A three-time twenty-game winner and All-Star, McLain reached a single-season level of excellence few athletes have ever achieved. In his mythical 1968 season, he recorded thirty-one wins against six losses with 280 strikeouts and a 1.96 earned run average, while leading the Detroit Tigers to their first World Series championship in twenty-three years. For his domination on the mound, McLain was awarded both the 1968 AL Cy Young Award and the 1968 AL Most Valuable Player Award.
Here is McLain's official Major League Baseball MVP award. Magnificently crafted and with awesome display appeal, the weighty award is is comprised of hexagonal, diamond-shaped, rectangular, and figural elements atop a round black wood base. Inscribed "Kenesaw Mountain Landis Memorial Baseball Award. Most Valuable Player, American League. Denny McLain, Detroit Tigers. 1968." (Note: the original hook on the back was replaced by a wire for hanging.)
This is the most prestigious of all MLB awards, representing one of the greatest pitching achievements in baseball history. It's one of those artifacts which you would never imagine being able to hold in your hands, let alone own. Here is a rare opportunity to actually own baseball's most prestigious piece of hardware from one of the seminal campaigns in history of The American Pastime.
Provenance: During the 1970s, McLain suffered a fire at his home which destroyed many of his awards. Shortly after, the original manufacturer reproduced his MVP and two Cy Young awards and they were presented to him at a special event at Tiger Stadium. During the 1980s, when McLain was experiencing legal and financial difficulties, he sold his MVP award to a Detroit dealer named Jim Hawkins who in turn sold it to a collector whose collection it has remained in until now.
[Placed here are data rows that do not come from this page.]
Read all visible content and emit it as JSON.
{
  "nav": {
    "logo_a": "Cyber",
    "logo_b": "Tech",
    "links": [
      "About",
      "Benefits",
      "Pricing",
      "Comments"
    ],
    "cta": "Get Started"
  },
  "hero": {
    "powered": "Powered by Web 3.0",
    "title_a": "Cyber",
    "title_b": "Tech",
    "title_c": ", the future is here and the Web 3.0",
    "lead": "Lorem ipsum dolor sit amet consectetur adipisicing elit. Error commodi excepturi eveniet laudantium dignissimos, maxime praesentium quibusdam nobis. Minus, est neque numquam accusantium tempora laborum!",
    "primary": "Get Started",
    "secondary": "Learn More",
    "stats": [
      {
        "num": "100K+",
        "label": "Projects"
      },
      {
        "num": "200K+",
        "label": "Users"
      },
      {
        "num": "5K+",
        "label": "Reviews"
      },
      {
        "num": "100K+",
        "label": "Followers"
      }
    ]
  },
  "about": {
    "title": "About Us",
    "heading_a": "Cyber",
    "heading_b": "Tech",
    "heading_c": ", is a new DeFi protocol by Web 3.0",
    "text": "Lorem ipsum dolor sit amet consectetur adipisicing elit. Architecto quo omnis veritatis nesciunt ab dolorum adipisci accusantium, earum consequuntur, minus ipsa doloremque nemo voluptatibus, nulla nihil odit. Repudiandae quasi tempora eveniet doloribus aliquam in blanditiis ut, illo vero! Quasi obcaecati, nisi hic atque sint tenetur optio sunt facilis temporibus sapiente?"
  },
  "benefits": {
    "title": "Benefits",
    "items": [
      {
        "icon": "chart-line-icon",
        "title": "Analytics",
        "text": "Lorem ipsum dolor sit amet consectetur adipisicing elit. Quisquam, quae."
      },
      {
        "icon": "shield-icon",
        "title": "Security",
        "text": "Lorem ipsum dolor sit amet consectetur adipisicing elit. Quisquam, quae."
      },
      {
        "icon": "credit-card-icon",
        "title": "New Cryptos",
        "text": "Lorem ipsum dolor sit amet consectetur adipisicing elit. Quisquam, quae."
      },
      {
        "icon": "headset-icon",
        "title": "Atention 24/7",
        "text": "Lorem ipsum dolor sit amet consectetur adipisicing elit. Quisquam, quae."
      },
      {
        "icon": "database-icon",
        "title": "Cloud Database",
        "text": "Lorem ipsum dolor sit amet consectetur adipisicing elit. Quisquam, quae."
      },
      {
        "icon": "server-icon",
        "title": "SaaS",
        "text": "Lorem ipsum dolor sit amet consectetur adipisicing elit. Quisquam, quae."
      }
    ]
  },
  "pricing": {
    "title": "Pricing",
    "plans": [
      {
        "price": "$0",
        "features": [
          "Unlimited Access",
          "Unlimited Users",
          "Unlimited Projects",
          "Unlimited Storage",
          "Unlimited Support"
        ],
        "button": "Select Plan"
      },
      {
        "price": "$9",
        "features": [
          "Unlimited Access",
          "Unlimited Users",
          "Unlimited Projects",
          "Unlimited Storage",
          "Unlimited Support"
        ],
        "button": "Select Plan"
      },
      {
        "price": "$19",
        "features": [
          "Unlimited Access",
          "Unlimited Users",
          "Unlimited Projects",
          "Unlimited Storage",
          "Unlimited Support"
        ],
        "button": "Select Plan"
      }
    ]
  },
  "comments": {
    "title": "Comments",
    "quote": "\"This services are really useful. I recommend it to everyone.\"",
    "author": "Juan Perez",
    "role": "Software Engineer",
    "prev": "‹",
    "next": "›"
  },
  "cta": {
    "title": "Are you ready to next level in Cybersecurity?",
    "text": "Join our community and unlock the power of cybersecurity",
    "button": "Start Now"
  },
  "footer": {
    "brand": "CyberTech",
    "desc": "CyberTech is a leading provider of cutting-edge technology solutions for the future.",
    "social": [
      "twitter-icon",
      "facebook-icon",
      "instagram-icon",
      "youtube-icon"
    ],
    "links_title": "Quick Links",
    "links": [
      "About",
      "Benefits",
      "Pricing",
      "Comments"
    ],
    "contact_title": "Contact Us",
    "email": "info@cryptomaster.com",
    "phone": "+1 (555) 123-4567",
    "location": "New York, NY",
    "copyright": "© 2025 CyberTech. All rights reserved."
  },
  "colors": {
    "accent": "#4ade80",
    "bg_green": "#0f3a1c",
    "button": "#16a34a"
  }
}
Comes with a news article about the fire and fact that the Tigers reproduced the awards and gave them to McLain.